Since the 1970’s crib manufacturers have added a ‘drop-side’ feature that allows a caregiver to easily access a child by lowering a side of the crib as opposed to using their lower-back for leverage.
Some crib manufacturers have begun to cut corners by using cheap components and particle board in the manufacturing process that puts infants in their drop-sided cribs at risk for severe injury or death from entrapment or suffocation.
The Consumer Product Safety Commission (CPSC) has responded to steady reports of drop-sided cribs safety issues by recalling a whopping 10 million cribs since 2007. While no firm date has been set, most anticipate that the CPSC will prohibit the sale of drop-sided cribs and similarly ban their use in commonly used environments such as hotels and day-care facilities in the near future.

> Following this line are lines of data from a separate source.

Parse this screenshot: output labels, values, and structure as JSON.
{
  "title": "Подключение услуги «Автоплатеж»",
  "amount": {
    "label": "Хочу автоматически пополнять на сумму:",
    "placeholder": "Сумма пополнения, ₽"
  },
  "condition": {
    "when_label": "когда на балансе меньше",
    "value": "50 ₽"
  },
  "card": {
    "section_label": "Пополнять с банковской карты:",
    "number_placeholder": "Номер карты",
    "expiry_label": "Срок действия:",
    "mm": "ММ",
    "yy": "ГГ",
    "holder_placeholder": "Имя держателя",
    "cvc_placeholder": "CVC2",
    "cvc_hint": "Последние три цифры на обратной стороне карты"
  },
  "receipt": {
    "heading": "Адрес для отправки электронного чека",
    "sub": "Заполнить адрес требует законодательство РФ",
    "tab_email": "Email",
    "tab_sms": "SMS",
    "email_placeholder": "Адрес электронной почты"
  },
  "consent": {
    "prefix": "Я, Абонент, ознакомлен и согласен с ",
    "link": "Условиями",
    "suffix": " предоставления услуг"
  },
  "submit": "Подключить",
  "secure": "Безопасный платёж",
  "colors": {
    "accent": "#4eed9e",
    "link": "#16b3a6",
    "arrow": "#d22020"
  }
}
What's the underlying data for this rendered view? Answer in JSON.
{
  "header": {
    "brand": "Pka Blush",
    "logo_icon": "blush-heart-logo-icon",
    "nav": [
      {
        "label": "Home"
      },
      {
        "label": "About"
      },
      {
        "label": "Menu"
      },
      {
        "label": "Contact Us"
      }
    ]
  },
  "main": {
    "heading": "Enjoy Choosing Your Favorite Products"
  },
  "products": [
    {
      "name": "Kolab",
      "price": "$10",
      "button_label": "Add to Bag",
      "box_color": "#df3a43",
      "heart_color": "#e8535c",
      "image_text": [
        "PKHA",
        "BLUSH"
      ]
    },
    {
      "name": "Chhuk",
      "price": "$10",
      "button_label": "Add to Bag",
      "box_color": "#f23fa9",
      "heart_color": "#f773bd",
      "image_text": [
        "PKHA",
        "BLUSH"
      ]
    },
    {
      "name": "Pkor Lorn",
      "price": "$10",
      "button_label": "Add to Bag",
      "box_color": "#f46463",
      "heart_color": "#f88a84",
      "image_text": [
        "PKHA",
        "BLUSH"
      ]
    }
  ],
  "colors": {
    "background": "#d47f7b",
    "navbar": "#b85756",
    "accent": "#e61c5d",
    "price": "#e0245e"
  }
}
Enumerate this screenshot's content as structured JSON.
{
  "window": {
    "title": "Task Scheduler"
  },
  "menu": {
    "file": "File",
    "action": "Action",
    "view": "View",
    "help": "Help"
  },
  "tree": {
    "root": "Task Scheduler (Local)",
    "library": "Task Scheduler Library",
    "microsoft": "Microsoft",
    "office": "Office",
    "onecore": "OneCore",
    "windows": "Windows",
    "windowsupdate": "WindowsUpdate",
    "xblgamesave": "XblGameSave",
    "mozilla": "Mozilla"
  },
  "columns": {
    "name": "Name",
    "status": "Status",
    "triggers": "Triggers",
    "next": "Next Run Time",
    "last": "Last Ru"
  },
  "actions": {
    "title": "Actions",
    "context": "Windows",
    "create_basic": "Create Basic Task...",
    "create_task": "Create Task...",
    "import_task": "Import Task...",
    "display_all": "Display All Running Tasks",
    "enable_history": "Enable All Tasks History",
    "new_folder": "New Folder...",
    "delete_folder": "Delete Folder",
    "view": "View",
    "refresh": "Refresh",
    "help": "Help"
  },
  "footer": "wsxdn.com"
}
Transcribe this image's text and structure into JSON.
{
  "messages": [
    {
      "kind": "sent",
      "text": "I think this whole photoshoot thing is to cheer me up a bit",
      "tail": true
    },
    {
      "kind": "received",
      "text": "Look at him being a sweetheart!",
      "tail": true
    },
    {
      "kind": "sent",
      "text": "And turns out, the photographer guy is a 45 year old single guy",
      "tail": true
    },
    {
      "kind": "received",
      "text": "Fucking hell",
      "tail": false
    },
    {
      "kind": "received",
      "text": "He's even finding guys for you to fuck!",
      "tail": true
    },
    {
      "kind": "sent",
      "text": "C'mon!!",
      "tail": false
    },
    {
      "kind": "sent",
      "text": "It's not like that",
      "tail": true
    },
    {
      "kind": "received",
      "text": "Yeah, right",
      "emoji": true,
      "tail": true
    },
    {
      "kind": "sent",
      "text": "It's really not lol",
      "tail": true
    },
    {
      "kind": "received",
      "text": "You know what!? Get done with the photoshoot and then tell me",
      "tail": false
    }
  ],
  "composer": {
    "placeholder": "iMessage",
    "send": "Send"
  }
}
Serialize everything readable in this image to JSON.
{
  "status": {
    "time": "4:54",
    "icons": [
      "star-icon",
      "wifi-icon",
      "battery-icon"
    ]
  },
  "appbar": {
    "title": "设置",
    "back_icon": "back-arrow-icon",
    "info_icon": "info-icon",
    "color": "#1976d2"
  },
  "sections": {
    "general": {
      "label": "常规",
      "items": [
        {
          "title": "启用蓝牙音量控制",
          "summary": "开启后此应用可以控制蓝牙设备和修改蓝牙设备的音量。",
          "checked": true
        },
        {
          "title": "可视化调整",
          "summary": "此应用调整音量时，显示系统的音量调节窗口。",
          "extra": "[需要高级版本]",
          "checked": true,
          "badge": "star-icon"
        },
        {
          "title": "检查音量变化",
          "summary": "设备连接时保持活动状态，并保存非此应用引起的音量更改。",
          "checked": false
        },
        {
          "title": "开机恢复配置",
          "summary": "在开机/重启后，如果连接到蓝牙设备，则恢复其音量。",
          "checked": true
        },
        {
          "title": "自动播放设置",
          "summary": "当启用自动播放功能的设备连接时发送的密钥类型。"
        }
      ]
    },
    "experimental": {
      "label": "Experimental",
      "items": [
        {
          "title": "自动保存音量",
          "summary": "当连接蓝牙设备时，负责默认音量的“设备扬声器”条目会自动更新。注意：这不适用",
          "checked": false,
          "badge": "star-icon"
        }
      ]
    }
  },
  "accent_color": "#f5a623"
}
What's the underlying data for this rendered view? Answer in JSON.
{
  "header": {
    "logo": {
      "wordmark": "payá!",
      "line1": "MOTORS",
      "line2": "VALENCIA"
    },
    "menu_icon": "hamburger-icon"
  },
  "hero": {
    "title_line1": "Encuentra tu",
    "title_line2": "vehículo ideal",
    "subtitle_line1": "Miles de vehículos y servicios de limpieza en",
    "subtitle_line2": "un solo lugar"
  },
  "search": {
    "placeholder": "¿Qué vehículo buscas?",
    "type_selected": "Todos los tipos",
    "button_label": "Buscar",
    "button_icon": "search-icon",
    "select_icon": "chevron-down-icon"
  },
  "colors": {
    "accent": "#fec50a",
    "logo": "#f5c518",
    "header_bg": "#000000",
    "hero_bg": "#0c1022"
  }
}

In defense of their products, crib manufacturers claim that their product is safe, and that the reported problems is related to errors on the part of parents who improperly assembled the cribs. However, even if the assertions that parent error is to blame, once the industry has knowledge that that the assembly problems are widespread it has a duty to re-design their products in a corrective way.
Even as drop-sided cribs stop entering the stream of commerce, they will continue to be around for years to come. Therefore, it is important for parents to acknowledge the documented dangers that are associated with these everyday devices. Here are some important crib safety suggestions from CPSC:
- Avoid using cribs that are 10 years or older
- Follow the manufacturer’s assembly instructions closely. If the directions are hard to understand or a part is missing, contact the manufacturer
- Perform crib checks regularly to make sure all nuts and screw are tight and the crib is not unstable
- Discard any obviously damaged crib
- If you do notice any problems with the crib, insist that the crib be repaired by the manufacturer or authorized representative
Here are some popular brands of drop-sided cribs that have been recalled:
- Pottery Barn Kids
- Simmins Juvenile Products
- Bexco Enterprises
- Jardine Enterprises
- Delta Enterprise
- Child Craft Industries
- C & T International / Sorelle
- Graco by LaJobi
- Generation 2 / Childdesigns
- Dorel Asia
- Stork Craft
- Caramia Furniture
What does this all mean?
If your family is dealing with a tragedy that involves a crib, I suggest that you speak with a lawyer who is familiar with handling claims against crib manufacturers. In some situations, you may be entitled to damages related to the injury or loss of a child.